## Your objective
In the entries below, count the lines holding "name". Reply with the number only.

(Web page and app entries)
------------------------------------

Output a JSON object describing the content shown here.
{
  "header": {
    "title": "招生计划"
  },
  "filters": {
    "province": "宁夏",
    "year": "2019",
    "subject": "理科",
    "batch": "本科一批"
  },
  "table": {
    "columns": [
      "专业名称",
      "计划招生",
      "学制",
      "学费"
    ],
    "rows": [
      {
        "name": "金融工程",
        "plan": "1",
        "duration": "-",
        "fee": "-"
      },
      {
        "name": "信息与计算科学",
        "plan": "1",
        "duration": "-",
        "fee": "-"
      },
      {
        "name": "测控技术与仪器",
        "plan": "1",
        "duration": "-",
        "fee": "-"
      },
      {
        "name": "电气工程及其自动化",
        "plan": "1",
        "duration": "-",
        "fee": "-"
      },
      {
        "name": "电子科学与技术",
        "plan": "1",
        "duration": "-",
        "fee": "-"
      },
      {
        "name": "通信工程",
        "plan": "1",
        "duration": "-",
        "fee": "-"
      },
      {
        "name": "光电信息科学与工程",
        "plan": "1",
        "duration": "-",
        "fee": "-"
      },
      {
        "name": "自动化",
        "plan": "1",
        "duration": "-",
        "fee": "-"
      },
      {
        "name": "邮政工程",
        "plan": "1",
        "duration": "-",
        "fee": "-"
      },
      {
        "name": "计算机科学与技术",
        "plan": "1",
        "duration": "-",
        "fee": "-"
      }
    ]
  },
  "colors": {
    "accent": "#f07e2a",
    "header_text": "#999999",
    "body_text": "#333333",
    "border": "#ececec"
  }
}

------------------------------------

## Answer to this problem
10